I also believe that at some level, each of us has a soul that is about as equal in terms of power and potential to be great, both spiritual and intellectual, as every other soul. The most severe mentally handicapped person is operating under a weight of challenges caused by their unique genetic makeup, but on a deeper level, they are (and will be in the eternal scheme of things) seen as being just as valuable a soul as you are. The same goes with the most elite athletes and highest paid actors. Those folks are operating under a wealth of genetic blessings, but if their souls were picked up and plopped into a different womb in a different time and place, they might be the ones who are considered to be inferior human beings by everyone else.

This is a thing that I’ve been slow to accept and admit–the fact that I can so immediately put any other human being on a scale in relation to me, and have made up in my mind before I think twice about it whether they rest above or below me on this scale of sub to super human.
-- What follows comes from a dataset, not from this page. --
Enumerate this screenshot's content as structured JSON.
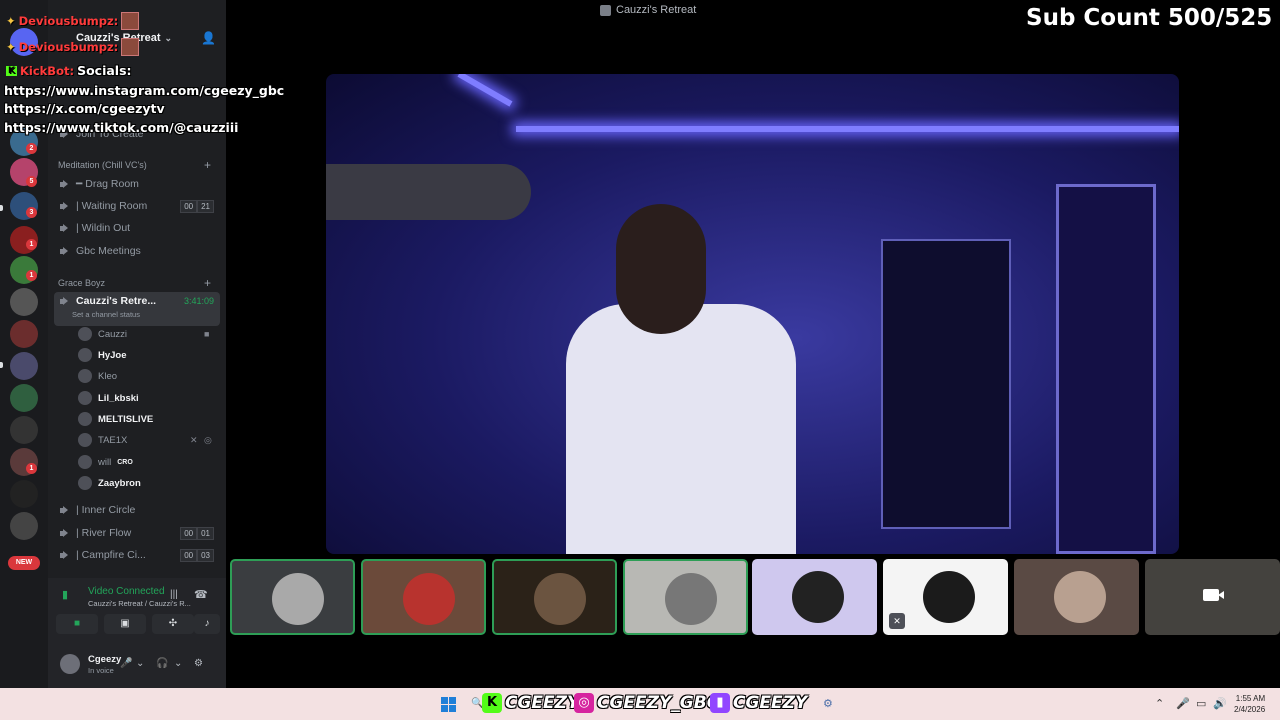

You don’t want to admit it, because it means that you might find yourself admitting to latent racism, classicism, ageism, xenophobia, and having an all-around overly egotistical self.

But, this is the first step. To admit it, and meditate on it frequently when I’m in the company of others. To seek ways to expel it from me altogether. To ask the hard questions, like, does a serial killer in prison ultimately deserve to be treated as an equal soul to me? Perhaps in a past life I was the serial killer in prison, and someone believed in me enough to advocate on my behalf in front of the angels that manage the bardo passages. Or, perhaps in a future life (or this one) I will be wrongly accused and innocent, but nobody will believe me. Wouldn’t I want to offer the same benefit of the doubt to the man whose fate is not mine to decide?

Those are hard questions indeed, because I can’t say as I would be able to ever reach a point in this life where I honestly believed that Hitler, Jeffery Dahmer, Mozart, MLK and me are all souls cut from the same cloth and worth equal consideration in a grander scheme of things beyond this narrow timeline and tiny, 3D universe.

But, putting those harder questions aside for the moment, I think I can certainly feel that most people I meet, aside from these extreme examples, are people worthy of treating as complete equals–equals in the eyes of God.